▶ **WORK TO COMPLETE**
Tell how many lines in these records contain the string "Hindu", with only the number as the reply.
----------------
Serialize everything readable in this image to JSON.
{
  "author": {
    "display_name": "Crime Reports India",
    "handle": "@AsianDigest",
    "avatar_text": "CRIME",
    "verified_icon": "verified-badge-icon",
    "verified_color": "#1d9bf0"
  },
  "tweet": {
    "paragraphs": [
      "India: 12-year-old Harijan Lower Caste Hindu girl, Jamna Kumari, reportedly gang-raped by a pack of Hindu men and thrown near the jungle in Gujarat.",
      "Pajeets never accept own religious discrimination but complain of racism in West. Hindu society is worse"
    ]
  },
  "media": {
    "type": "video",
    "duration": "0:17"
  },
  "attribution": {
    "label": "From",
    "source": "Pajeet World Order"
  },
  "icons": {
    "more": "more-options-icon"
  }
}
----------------
▶ **ANSWER BOX**
2